Family doctor



CAFFEINE - a patient's guide


This article details safe levels of caffeine consumption and includes hints for cutting down your caffeine intake.



  • Caffeine is a stimulant and is safe in small doses
  • Large doses of caffeine can cause unpleasant side effects such as insomnia and anxiety
  • Large amounts of caffeine may be associated with low birth weight in babies when combined with smoking
  • Consuming large amounts of coffee is also linked with hip fractures and low bone density
  • Caffeine withdrawal can cause headaches, irritability and tiredness

What is it?

Caffeine is an alkaloid, which is a compound found in cola nuts, cacao beans, tea and other plants.

The caffeine is present in different amounts according to the different plant sources.

Caffeine stimulates the central nervous system, heart muscle and respiratory system. It has diuretic effects (increased urine) and delays fatigue.

Theophylline and theobromine are other alkaloids, which are also present in some drinks. These compounds are very similar in chemical structure to caffeine.

Theophylline is found in small amounts in tea but has a stronger effect on the heart and respiratory system than caffeine.
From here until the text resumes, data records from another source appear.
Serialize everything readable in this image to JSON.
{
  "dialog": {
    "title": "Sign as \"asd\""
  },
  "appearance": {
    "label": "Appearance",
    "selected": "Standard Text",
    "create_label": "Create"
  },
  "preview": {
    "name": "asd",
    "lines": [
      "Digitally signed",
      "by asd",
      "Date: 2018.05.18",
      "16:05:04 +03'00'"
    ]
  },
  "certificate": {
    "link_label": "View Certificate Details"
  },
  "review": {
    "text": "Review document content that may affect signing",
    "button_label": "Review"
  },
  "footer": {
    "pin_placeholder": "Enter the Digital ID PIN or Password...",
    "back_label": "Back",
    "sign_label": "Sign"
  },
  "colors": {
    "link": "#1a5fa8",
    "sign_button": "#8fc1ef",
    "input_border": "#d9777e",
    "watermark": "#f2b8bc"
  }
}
Theobromine is found in cocoa products and small amounts in tea, and is mainly responsible for the stimulating effects in cocoa products.
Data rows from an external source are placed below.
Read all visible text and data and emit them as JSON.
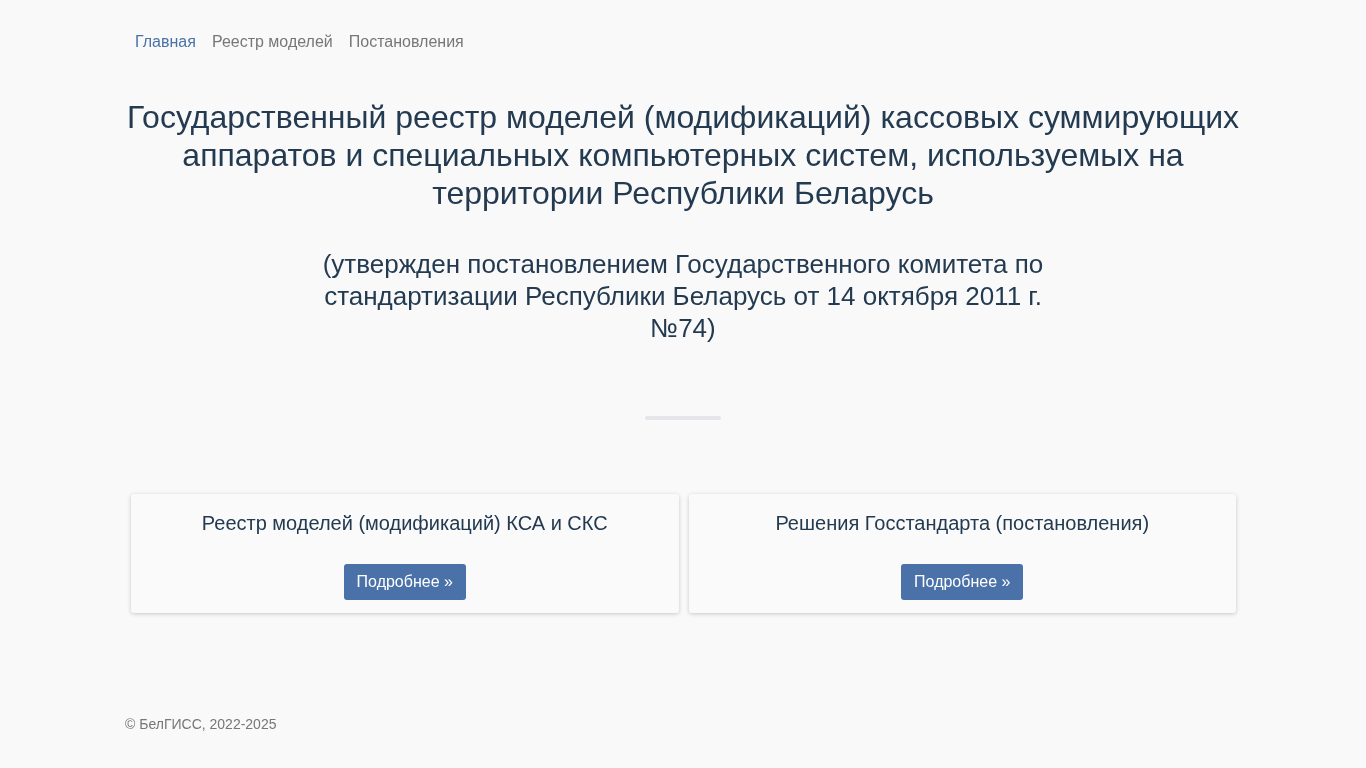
{
  "nav": [
    {
      "label": "Главная",
      "selected": true
    },
    {
      "label": "Реестр моделей",
      "selected": false
    },
    {
      "label": "Постановления",
      "selected": false
    }
  ],
  "title": "Государственный реестр моделей (модификаций) кассовых суммирующих аппаратов и специальных компьютерных систем, используемых на территории Республики Беларусь",
  "subtitle": "(утвержден постановлением Государственного комитета по стандартизации Республики Беларусь от 14 октября 2011 г. №74)",
  "cards": [
    {
      "title": "Реестр моделей (модификаций) КСА и СКС",
      "button": "Подробнее »"
    },
    {
      "title": "Решения Госстандарта (постановления)",
      "button": "Подробнее »"
    }
  ],
  "footer": "© БелГИСС, 2022-2025"
}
Caffeine tablets such as NoDoz can be obtained without a prescription and are used to increase alertness.

Caffeine has been used as a weight-loss aid in the past because of its ability to improve metabolism. But it has not been used for this purpose for many years because there is no evidence that it helps people to lose weight.

Caffeine is also used in combination with painkillers such as aspirin to provide headache relief, but there is little evidence for its use for this purpose.

How much is too much?

A high intake of caffeine at once can cause caffeine-induced mental disorder. The symptoms include restlessness, nervousness, excitement, insomnia, stomach upset, muscle twitching, incoherent speech, heart palpitations and excessive alertness.

In most cases an overdose of caffeine will not kill you. However, it can be fatal. A lethal dose is estimated at 10 grams. However, a toxic dose will vary from person to person.

Even at much lower doses, too much caffeine can have unwanted side effects.

If you are drinking more than 10 cups of coffee a day you should seriously consider reducing your intake.

Moderate caffeine consumption is considered to be about 300 mg, which is equivalent to 3 cups of coffee, and varies depending on the strength of the coffee.

The American Medical Association has reported that moderate coffee drinkers should not be concerned about their health provided they also lead a healthy lifestyle.

There is no evidence linking caffeine consumption to cancer or heart disease. Some recent research has suggested caffeine may increase homocysteine levels (a risk factor for heart disease). The actual clinical implications of this are unknown at present.

Coffee consumption can cause a rise in blood pressure for a few hours in people sensitive to the effects of caffeine, but this is less than what is normally experienced from climbing stairs. However, patients with high blood pressure should talk to their doctor about caffeine consumption.

Large caffeine consumption in the elderly has been linked to an increased risk of hip fracture and loss of bone density.

It may also aggravate the effects of irritable bowel syndrome.

High coffee consumption has also been linked to problems in pregnancy. Caffeine has caused birth defects in rats when consumed at a comparable level of 70 cups a day for humans. There is no evidence that caffeine is linked to birth defects in human babies.

The strongest evidence is that caffeine may reduce a baby's birth weight. However, this effect is confined to mothers who also smoke during pregnancy, and even then the evidence is borderline.

Caffeine has also been shown to reduce sperm movement.

Withdrawal effects:

Caffeine withdrawal can produce several side effects. These include:

  • Headaches
  • Irritability
  • Nervousness
  • Restlessness
  • Tiredness

Hints for cutting caffeine intake:

Reduce the amount of caffeine slowly to help avoid withdrawal symptoms. Cutting down at a rate of about 1/2 cup a day seems to avoid most side effects.

It may be helpful to keep a guide of how much caffeine you are consuming (including soft drinks) per week and begin cutting down slowly.

Some people prefer to suddenly stop drinking caffeine by going "cold turkey", however, the withdrawal effects can be quite severe with this method.

People experiencing withdrawal symptoms may find it helpful to drink a Coca-Cola.

Caffeine amounts in popular soft drinks per 12 oz cans:



Mountain Dew

55.0 (no caffeine in Canada)

Diet Mountain Dew






7 Up


Caffeine amounts per 7 oz cups of coffee and tea:





Brewed coffee

80 - 135


65 - 100

Decaf, brewed

3 - 4

Decaf, instant

2 - 3

Tea iced


Tea brewed

40 - 60

Tea instant


(Caffeine is sometimes called "theine" when it is in tea).

Chocolate also contains caffeine. A 28 gram Cadbury chocolate bar contains about 15 mgs of caffeine.

See also:

Did this article meet your requirements/expectations?